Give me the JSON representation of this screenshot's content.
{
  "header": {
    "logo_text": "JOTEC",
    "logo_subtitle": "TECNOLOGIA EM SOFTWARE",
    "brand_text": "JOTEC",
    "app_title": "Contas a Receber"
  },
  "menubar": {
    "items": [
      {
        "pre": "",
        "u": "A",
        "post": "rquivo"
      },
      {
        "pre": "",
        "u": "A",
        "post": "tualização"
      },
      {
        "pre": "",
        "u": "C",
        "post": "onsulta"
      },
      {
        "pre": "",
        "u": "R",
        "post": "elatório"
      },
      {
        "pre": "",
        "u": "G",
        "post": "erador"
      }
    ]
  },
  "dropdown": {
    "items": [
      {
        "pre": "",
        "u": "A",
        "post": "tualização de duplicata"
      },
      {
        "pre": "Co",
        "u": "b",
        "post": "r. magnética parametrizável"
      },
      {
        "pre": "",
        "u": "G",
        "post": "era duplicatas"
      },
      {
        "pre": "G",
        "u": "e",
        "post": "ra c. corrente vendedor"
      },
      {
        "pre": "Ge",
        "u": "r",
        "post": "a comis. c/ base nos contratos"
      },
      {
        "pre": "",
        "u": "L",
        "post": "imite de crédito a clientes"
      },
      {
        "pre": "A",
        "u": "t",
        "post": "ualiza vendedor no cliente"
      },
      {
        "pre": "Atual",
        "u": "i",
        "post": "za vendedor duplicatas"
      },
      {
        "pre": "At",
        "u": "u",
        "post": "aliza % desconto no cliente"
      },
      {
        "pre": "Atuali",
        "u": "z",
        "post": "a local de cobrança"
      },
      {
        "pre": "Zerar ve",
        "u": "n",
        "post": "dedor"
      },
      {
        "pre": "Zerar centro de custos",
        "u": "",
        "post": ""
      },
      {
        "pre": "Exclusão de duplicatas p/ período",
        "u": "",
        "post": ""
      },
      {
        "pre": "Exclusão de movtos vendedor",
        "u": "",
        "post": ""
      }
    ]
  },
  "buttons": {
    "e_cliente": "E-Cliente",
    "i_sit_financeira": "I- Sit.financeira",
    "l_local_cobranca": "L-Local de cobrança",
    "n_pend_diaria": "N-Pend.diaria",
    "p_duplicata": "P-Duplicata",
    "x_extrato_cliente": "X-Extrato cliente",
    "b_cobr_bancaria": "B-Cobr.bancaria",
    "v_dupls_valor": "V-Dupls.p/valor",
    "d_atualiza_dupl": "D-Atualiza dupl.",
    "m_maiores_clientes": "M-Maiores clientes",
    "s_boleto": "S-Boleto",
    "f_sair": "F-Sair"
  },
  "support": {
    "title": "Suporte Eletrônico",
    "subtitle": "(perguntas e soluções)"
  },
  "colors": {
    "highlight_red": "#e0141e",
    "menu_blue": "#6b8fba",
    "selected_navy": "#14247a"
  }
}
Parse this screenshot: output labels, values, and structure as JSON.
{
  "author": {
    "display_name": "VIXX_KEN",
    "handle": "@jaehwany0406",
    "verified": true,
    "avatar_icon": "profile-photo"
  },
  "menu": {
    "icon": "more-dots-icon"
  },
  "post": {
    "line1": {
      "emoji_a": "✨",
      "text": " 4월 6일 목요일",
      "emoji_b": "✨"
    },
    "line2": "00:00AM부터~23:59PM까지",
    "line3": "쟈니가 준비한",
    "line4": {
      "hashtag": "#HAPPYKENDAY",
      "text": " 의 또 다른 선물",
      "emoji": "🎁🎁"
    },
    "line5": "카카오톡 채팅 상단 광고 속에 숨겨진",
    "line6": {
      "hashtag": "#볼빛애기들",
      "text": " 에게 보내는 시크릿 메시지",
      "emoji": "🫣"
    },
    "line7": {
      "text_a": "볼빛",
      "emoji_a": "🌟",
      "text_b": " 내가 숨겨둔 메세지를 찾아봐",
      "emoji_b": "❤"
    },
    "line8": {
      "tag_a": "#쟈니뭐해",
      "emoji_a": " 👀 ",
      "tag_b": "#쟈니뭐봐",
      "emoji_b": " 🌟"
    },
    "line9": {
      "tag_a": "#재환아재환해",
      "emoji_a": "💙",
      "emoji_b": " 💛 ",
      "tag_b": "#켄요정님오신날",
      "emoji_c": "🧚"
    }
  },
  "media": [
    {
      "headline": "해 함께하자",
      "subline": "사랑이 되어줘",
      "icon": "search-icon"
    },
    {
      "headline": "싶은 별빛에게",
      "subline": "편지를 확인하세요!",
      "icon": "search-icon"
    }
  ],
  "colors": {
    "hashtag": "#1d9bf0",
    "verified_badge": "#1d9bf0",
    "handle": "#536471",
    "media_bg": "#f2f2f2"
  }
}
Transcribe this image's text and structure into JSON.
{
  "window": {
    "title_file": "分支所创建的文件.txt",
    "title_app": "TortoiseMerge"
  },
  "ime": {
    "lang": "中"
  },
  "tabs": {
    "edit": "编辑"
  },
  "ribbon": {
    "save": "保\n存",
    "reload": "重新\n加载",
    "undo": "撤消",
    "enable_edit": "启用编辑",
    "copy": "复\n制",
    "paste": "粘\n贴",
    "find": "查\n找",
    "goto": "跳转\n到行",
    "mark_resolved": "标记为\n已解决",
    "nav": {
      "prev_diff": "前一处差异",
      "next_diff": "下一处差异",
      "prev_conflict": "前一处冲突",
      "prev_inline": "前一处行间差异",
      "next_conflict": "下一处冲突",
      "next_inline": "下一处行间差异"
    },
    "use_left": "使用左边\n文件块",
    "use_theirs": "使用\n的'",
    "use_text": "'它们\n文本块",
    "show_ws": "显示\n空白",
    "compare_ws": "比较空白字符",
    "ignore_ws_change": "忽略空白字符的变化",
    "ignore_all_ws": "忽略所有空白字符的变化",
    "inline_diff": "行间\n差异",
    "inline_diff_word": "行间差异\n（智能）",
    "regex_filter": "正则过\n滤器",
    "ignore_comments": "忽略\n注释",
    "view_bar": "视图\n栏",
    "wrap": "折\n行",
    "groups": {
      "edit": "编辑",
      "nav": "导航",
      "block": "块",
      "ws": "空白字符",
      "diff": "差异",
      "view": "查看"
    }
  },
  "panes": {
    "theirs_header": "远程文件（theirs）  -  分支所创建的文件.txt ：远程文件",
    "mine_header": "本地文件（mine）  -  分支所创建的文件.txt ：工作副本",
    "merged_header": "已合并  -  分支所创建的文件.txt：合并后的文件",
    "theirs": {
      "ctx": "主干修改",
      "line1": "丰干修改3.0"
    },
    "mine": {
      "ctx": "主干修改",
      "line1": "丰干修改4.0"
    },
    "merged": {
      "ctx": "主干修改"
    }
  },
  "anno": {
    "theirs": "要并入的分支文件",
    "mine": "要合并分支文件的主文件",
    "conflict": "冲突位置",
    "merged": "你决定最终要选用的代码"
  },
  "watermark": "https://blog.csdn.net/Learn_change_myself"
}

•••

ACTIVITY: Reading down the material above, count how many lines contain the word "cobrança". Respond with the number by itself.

RESULT OF THE EXERCISE: 2